* Problem to solve
All of the data below is to be output without alteration.

═══

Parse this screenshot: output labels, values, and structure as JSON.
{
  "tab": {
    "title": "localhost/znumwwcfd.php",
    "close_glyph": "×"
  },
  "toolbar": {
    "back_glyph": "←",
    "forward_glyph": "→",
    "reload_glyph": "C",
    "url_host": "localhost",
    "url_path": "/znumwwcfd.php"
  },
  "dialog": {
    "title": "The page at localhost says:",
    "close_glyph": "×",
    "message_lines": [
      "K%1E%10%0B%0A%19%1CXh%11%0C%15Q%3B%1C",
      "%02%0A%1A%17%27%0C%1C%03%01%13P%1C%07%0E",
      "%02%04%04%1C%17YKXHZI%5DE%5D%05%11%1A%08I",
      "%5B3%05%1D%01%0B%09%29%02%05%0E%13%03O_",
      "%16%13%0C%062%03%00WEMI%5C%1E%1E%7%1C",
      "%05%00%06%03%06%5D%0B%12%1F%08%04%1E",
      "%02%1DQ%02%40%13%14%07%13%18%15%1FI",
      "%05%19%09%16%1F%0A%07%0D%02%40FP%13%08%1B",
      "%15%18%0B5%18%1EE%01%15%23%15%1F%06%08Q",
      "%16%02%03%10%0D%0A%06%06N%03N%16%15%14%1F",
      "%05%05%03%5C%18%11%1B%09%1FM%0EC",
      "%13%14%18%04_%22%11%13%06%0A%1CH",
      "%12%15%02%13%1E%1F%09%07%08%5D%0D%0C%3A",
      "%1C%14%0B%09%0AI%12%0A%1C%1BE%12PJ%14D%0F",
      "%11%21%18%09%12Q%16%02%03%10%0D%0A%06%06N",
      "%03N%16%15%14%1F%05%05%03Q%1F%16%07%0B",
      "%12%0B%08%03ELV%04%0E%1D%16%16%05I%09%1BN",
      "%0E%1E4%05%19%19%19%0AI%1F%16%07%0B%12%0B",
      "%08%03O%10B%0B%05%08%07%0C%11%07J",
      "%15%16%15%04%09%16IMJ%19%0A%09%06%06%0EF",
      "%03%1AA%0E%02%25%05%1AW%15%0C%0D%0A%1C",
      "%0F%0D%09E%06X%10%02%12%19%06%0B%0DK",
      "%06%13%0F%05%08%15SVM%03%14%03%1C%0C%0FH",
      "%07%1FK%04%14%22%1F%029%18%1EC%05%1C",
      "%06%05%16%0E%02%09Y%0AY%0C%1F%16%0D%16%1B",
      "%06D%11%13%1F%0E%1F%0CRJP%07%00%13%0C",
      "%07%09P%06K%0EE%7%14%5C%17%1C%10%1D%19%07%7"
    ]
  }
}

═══

* Answer to this problem
Parse this screenshot: output labels, values, and structure as JSON.
{
  "tab": {
    "title": "localhost/znumwwcfd.php",
    "close_glyph": "×"
  },
  "toolbar": {
    "back_glyph": "←",
    "forward_glyph": "→",
    "reload_glyph": "C",
    "url_host": "localhost",
    "url_path": "/znumwwcfd.php"
  },
  "dialog": {
    "title": "The page at localhost says:",
    "close_glyph": "×",
    "message_lines": [
      "K%1E%10%0B%0A%19%1CXh%11%0C%15Q%3B%1C",
      "%02%0A%1A%17%27%0C%1C%03%01%13P%1C%07%0E",
      "%02%04%04%1C%17YKXHZI%5DE%5D%05%11%1A%08I",
      "%5B3%05%1D%01%0B%09%29%02%05%0E%13%03O_",
      "%16%13%0C%062%03%00WEMI%5C%1E%1E%7%1C",
      "%05%00%06%03%06%5D%0B%12%1F%08%04%1E",
      "%02%1DQ%02%40%13%14%07%13%18%15%1FI",
      "%05%19%09%16%1F%0A%07%0D%02%40FP%13%08%1B",
      "%15%18%0B5%18%1EE%01%15%23%15%1F%06%08Q",
      "%16%02%03%10%0D%0A%06%06N%03N%16%15%14%1F",
      "%05%05%03%5C%18%11%1B%09%1FM%0EC",
      "%13%14%18%04_%22%11%13%06%0A%1CH",
      "%12%15%02%13%1E%1F%09%07%08%5D%0D%0C%3A",
      "%1C%14%0B%09%0AI%12%0A%1C%1BE%12PJ%14D%0F",
      "%11%21%18%09%12Q%16%02%03%10%0D%0A%06%06N",
      "%03N%16%15%14%1F%05%05%03Q%1F%16%07%0B",
      "%12%0B%08%03ELV%04%0E%1D%16%16%05I%09%1BN",
      "%0E%1E4%05%19%19%19%0AI%1F%16%07%0B%12%0B",
      "%08%03O%10B%0B%05%08%07%0C%11%07J",
      "%15%16%15%04%09%16IMJ%19%0A%09%06%06%0EF",
      "%03%1AA%0E%02%25%05%1AW%15%0C%0D%0A%1C",
      "%0F%0D%09E%06X%10%02%12%19%06%0B%0DK",
      "%06%13%0F%05%08%15SVM%03%14%03%1C%0C%0FH",
      "%07%1FK%04%14%22%1F%029%18%1EC%05%1C",
      "%06%05%16%0E%02%09Y%0AY%0C%1F%16%0D%16%1B",
      "%06D%11%13%1F%0E%1F%0CRJP%07%00%13%0C",
      "%07%09P%06K%0EE%7%14%5C%17%1C%10%1D%19%07%7"
    ]
  }
}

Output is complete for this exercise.